Work out the count of lines in the entries below that include "data", and write only that count.

##########

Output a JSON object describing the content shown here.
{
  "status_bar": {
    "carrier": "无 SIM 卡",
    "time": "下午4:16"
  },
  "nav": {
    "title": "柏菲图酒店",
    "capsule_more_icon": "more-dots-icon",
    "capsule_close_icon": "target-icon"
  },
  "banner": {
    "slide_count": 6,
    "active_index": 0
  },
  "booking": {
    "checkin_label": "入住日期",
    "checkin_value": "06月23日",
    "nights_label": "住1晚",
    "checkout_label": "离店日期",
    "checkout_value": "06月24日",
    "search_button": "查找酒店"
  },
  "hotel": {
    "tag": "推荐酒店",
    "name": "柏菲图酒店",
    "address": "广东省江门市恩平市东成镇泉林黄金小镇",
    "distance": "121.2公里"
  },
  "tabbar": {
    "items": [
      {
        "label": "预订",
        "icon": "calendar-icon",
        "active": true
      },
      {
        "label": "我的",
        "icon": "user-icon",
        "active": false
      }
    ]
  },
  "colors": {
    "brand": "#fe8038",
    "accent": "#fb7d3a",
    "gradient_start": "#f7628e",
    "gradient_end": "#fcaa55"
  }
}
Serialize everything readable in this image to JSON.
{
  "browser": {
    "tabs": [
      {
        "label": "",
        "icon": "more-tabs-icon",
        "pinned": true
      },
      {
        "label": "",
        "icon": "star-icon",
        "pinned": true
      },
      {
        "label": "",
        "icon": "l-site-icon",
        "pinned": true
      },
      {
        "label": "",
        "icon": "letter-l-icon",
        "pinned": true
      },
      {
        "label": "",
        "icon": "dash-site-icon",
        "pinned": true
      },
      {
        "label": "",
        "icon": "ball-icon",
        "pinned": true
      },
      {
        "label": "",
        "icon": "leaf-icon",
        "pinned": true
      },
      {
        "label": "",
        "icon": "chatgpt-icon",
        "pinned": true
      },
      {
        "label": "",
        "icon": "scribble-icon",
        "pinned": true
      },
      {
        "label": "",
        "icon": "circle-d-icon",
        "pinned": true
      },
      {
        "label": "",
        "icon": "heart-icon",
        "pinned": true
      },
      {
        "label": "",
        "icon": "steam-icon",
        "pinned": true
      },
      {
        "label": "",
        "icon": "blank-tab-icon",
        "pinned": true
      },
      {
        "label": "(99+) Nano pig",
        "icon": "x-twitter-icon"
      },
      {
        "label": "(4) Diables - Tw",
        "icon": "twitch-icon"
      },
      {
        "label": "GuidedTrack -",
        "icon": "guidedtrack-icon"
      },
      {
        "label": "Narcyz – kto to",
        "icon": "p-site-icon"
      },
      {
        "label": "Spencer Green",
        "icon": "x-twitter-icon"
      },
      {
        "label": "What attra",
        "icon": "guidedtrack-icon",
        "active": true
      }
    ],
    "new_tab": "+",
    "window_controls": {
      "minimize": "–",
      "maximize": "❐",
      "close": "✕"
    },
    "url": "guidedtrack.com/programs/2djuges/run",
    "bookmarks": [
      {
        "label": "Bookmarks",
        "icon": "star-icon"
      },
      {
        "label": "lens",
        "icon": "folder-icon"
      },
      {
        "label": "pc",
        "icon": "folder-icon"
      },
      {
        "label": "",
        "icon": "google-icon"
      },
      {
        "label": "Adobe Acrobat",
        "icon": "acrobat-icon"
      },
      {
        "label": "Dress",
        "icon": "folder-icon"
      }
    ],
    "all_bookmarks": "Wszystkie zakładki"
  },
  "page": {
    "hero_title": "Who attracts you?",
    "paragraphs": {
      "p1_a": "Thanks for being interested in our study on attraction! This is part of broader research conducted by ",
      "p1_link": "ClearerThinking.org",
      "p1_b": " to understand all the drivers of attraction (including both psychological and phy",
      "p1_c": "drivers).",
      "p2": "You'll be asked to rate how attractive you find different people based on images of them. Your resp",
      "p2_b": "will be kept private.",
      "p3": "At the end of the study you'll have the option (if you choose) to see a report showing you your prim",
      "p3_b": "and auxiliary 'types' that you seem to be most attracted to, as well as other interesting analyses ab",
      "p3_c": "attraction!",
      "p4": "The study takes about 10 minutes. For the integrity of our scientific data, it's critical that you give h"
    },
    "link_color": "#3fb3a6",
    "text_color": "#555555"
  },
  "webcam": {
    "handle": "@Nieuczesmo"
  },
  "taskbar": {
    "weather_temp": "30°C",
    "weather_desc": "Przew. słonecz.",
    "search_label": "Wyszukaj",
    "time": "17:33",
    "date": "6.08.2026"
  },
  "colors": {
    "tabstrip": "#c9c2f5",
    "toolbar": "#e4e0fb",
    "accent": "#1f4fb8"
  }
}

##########

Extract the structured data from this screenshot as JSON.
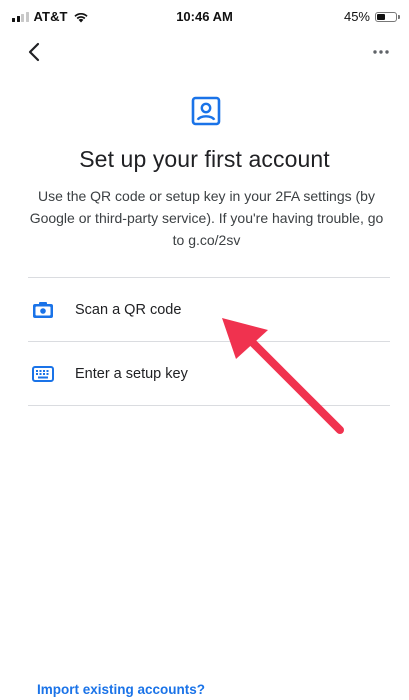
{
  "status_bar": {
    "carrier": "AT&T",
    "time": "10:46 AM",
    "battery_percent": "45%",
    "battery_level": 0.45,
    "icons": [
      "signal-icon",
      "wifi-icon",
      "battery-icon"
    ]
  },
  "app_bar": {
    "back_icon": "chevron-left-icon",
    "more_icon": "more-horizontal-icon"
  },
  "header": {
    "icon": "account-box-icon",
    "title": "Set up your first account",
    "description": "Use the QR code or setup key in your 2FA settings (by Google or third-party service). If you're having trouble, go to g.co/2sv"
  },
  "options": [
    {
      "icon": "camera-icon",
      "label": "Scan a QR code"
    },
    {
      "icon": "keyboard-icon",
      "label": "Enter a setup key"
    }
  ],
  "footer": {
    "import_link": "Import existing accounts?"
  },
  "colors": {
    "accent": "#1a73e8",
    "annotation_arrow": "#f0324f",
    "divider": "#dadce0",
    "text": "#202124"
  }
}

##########

**RESPONSE BELOW**
2